In a fixed mindset, people believe their basic qualities, like their intelligence or talent, are simply fixed traits. They spend their time documenting their intelligence or talent instead of developing them. They also believe that talent alone creates success—without effort. They’re wrong. In a growth mindset, people believe that their most basic abilities can be developed through dedication and hard work—brains and talent are just the starting point. This view creates a love of learning and a resilience that is essential for great accomplishment. Virtually all great people have had these qualities. Carol Dweck, Mindset

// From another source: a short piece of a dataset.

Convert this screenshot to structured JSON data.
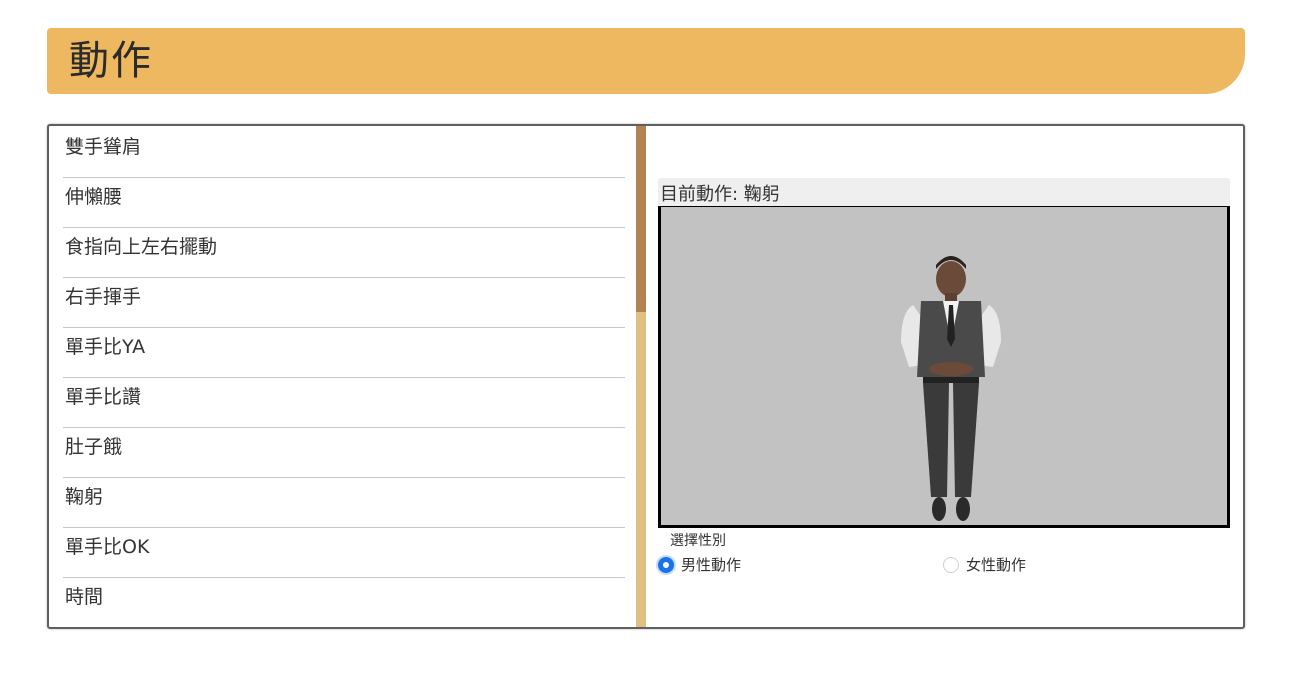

In developing technologies for older learners, we try to achieve a similar effect. Our guiding principle is “many paths, many styles” – that is, to develop technologies that can be used along many different paths, by children with many different styles. Too often, educational technologies are overly constrained, such as tutoring software for teaching algebra, or simulation software for modeling planetary motion in the solar system. Our goal is to provide tools that can be used in multiple ways, leaving more room for children’s imaginations. Mitch Resnick, All I Really Need to Know (About Creative Thinking)I Learned (By Studying How Children Learn) in Kindergarten*

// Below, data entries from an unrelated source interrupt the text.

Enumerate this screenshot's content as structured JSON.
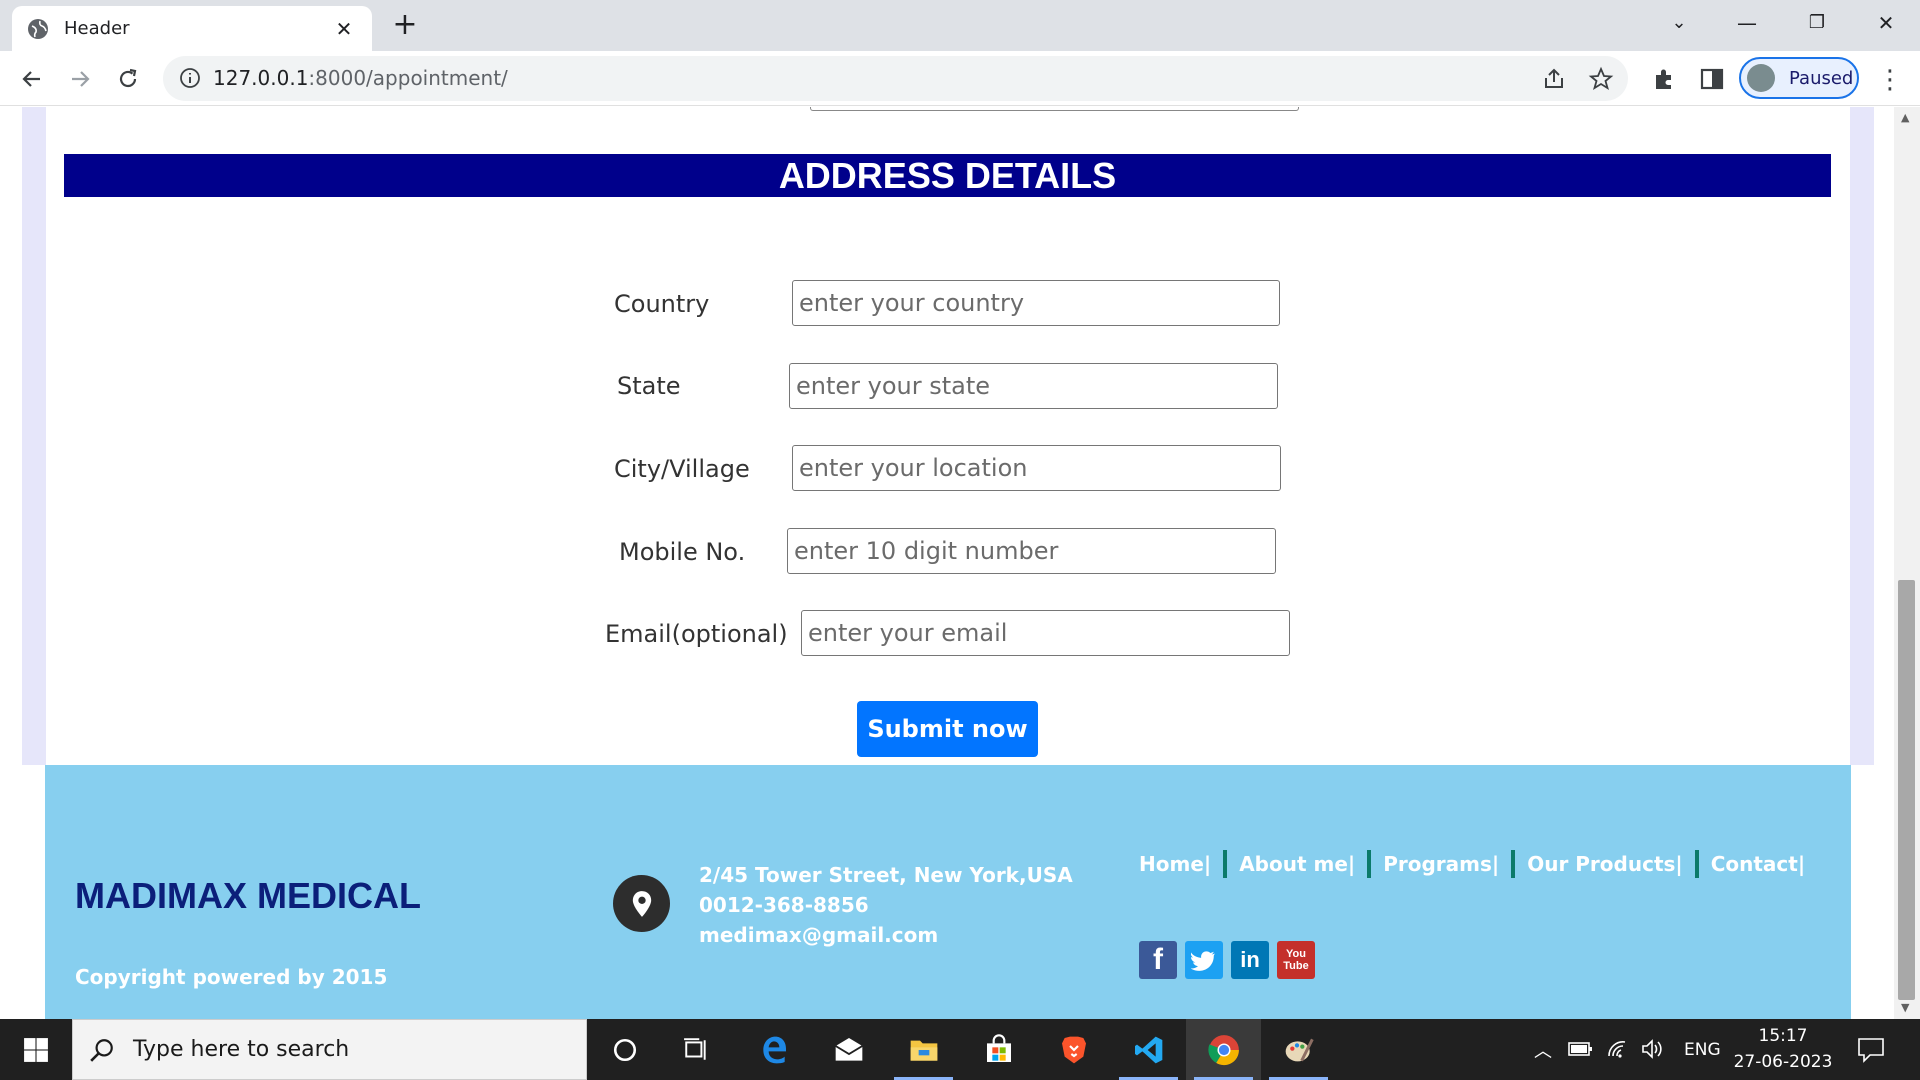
{
  "browser": {
    "tab_title": "Header",
    "url_host": "127.0.0.1",
    "url_path": ":8000/appointment/",
    "profile_label": "Paused"
  },
  "section": {
    "title": "ADDRESS DETAILS"
  },
  "form": {
    "country_label": "Country",
    "country_placeholder": "enter your country",
    "state_label": "State",
    "state_placeholder": "enter your state",
    "city_label": "City/Village",
    "city_placeholder": "enter your location",
    "mobile_label": "Mobile No.",
    "mobile_placeholder": "enter 10 digit number",
    "email_label": "Email(optional)",
    "email_placeholder": "enter your email",
    "submit_label": "Submit now"
  },
  "footer": {
    "brand": "MADIMAX MEDICAL",
    "copyright": "Copyright powered by 2015",
    "address": "2/45 Tower Street, New York,USA",
    "phone": "0012-368-8856",
    "email": "medimax@gmail.com",
    "links": [
      "Home|",
      "About me|",
      "Programs|",
      "Our Products|",
      "Contact|"
    ],
    "social": [
      "facebook",
      "twitter",
      "linkedin",
      "youtube"
    ]
  },
  "taskbar": {
    "search_placeholder": "Type here to search",
    "language": "ENG",
    "time": "15:17",
    "date": "27-06-2023"
  },
  "colors": {
    "section_header_bg": "#00008b",
    "footer_bg": "#87cfef",
    "submit_bg": "#0275ff",
    "brand_color": "#0b1f7a"
  }
}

I can identify examples (as an existence proof) that constructionism can work for adults as well as children.
Teachers know that if you want to learn a new subject, sign up to teach the new subject. Constructing the course and teaching it to others is a great way of developing that knowledge.
Programmers take on new projects to learn a new method, language, context, or community. My former PhD student, Mike Hewner, wanted to know what professional game development was like. Because he’s an exceptional software engineer, he was able to land himself an internship with a game company one summer (with no prior game experience), explicitly to learn game development.